The Farmer Diaries

Texas farmer makes peace, not war, with the bugs

Texas farmer makes peace, not war, with the bugs

Marshall Hinsley, garden, bee
A bee at Marshall Hinsley's North Texas farm. Photo by Marshall Hinsley
Marshall Hinsley, garden, beds
Marshall Hinsley's farm includes nicely built raised beds. Photo by Marshall Hinsley
Marshall Hinsley, garden, ladybug
Ladybug larvae, phase 1. Photo by Marshall Hinsley
Marshall Hinsley, garden, ladybug larva
Ladybug larvae, phase 2. Photo by Marshall Hinsley
Marshall Hinsley, garden, bee
Marshall Hinsley, garden, beds
Marshall Hinsley, garden, ladybug
Marshall Hinsley, garden, ladybug larva

Throughout Texas, there are people with beautiful gardens who grow all kinds of produce. Among those who landscape or grow their own fruits and vegetables, I am likely the least competent.

However, my goal is not to become the next gardening personality with an AM radio talk show or to write the definitive book on Texas farming. My mission is simply to opt out of the faltering national food supply system and produce my own food sustainably. I am making progress.

Does size matter?
I'm still ambivalent about whether to call what I do "gardening" or "farming." It's a matter of size. There are gardeners with much larger plots, yet there are farmers with less land. Also, farmers raise pigs, cows, goats; I don't even use animal manure in the beds.

 The bees and the ladybugs and the butterflies that have already made their home in my garden are no less than extra workers helping me out.

My growing area is larger than the average backyard garden. It's a neat grid of 39 raised beds; each bed is four-feet by eight-feet. Together, they amount to more than 1,200 square feet of space for growing tomatoes, peppers, herbs, squash, carrots, okra, greens, lettuce and other compact plants.

To the west of the beds is a separate tilled area, about 30 feet by 50 feet, where I grow sprawling plants such as melons, gourds and rows of soybeans. The whole garden comes in just under 3,000 square feet. I don't know if I would call it a farm, but it definitely requires a part-time job's worth of labor to tend. So I accept either gardener or farmer as my description.

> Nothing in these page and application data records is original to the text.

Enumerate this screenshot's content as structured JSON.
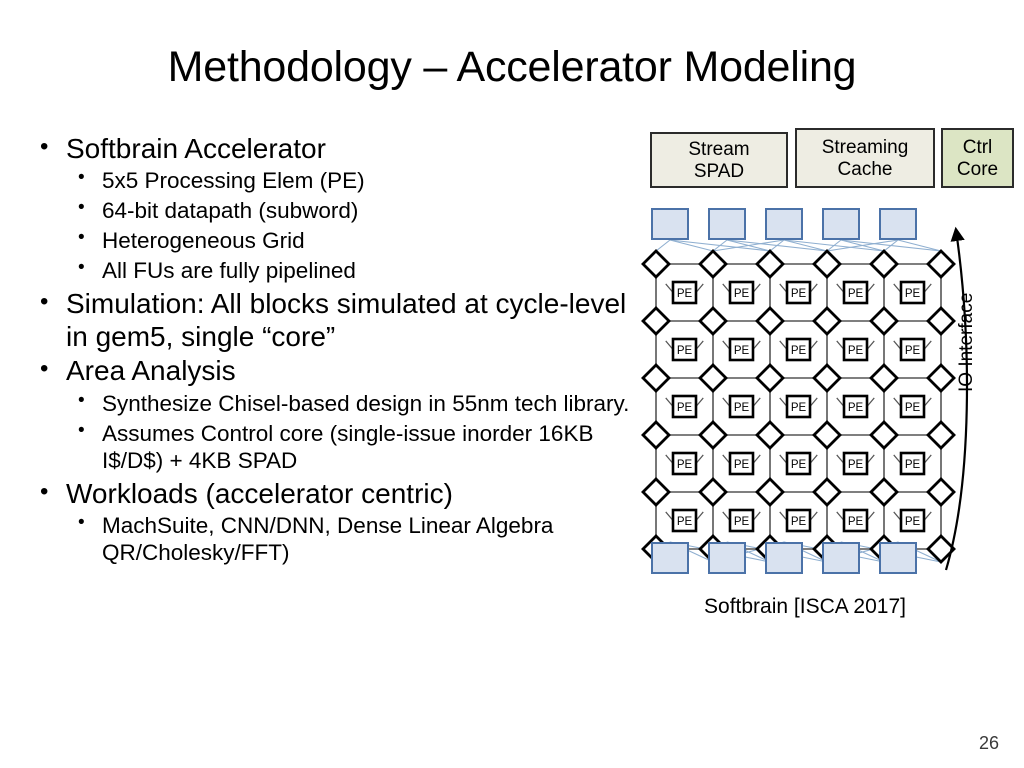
{
  "slide": {
    "title": "Methodology – Accelerator Modeling",
    "page_number": "26"
  },
  "bullets": [
    {
      "text": "Softbrain Accelerator",
      "sub": [
        "5x5 Processing Elem (PE)",
        "64-bit datapath (subword)",
        "Heterogeneous Grid",
        "All FUs are fully pipelined"
      ]
    },
    {
      "text": "Simulation: All blocks simulated at cycle-level in gem5, single “core”",
      "sub": []
    },
    {
      "text": "Area Analysis",
      "sub": [
        "Synthesize Chisel-based design in 55nm tech library.",
        "Assumes Control core (single-issue inorder 16KB I$/D$) + 4KB SPAD"
      ]
    },
    {
      "text": "Workloads (accelerator centric)",
      "sub": [
        "MachSuite, CNN/DNN, Dense Linear Algebra QR/Cholesky/FFT)"
      ]
    }
  ],
  "diagram": {
    "header_boxes": [
      {
        "name": "stream-spad",
        "line1": "Stream",
        "line2": "SPAD",
        "color": "#EEEDE3"
      },
      {
        "name": "streaming-cache",
        "line1": "Streaming",
        "line2": "Cache",
        "color": "#EEEDE3"
      },
      {
        "name": "ctrl-core",
        "line1": "Ctrl",
        "line2": "Core",
        "color": "#DCE5C4"
      }
    ],
    "io_interface_label": "IO Interface",
    "caption": "Softbrain [ISCA 2017]",
    "pe_label": "PE",
    "grid": {
      "pe_rows": 5,
      "pe_cols": 5,
      "switch_rows": 6,
      "switch_cols": 6,
      "top_io_blocks": 5,
      "bottom_io_blocks": 5
    },
    "colors": {
      "io_block_fill": "#D9E2F0",
      "io_block_border": "#4B72A8",
      "link_line": "#8FAFD0",
      "mesh_line": "#555555",
      "node_stroke": "#000000"
    }
  }
}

The flora
Now that the mid-March freeze has passed, my snow peas, beets and wheat have bounced back, and my potatoes have shot up new leaves. Carrots, Swiss chard and kale all endured the cold weather well. Even though spring has just arrived, I eat daily from what's growing.

Last week, I planted cucumbers, squash, basil, purslane, zucchini, sweet peppers, cantaloupes, soy beans and okra. You might say I jumped the gun, as some of those are heat-loving crops. But I'm impatient.

I like to see what I can get started as soon as I can. If the seed rots for lack of warmth to trigger germination, I’ll replant later. Seed is cheap, so long as it's not the patented kind that comes from Monsanto with a contract to sign.

With almost two inches of rain having fallen in the last few days, any more planting is on hold until the soil dries.

The fauna
I am ashamed to confess that in years past, I have had aphids, and despite all my attempts to control them organically, they keep killing off my kale. I want my garden to be a testimony to the viability of organic agriculture, but the persistence of such a destructive pest undermines my claim. But as quickly and easily as chemical pesticides might eradicate them, I can't resort to chemicals. I'm simply not going to be the chilly man who burns down his house for a little warmth.

If I use chemicals to kill the aphids, I would also kill the ladybugs who eat the aphids. The aphids would recover in time, but the ladybugs would not repopulate as quickly. To start the road down chemical dependence is a one-way trip; it's better to avoid the need for rehab altogether.

Part of my aphid problem was too few ladybugs, but I found a promising sight while planting cucumbers last week: little alligator-shaped, orange-and-black ladybug larvae on the walls of the raised beds. And yet still more larvae, but older ones that had progressed further into their metamorphosis – little balls of orange and black stuck to the wood. There will not be too few ladybugs this year.

In nature, the number of predators always seems to catch up with the population of their food source. If we want to work with natural elements in our garden rather than against them, we have to be patient and allow time for everything to balance. This is why I don't use chemicals.

What's more, I spotted bees gathering nectar from some flowering turnip greens that were growing in my pathways from seed dropped the year before. The bees and the ladybugs and the butterflies that have already made their home in my garden are no less than extra workers helping me out. To kill them as collateral damage from even just one dose of chemical pesticides would make my work even harder.

But even if the bees, the ladybugs, and the swallowtail and monarch butterflies were of no benefit to me or my garden, I can't accept the notion of killing them off. They are beautiful, and my mood is lifted when I see them. They inhabited the land before I ever showed up, and I have no right to displace them or to rob future generations of the tangible and spiritual benefits of these creatures.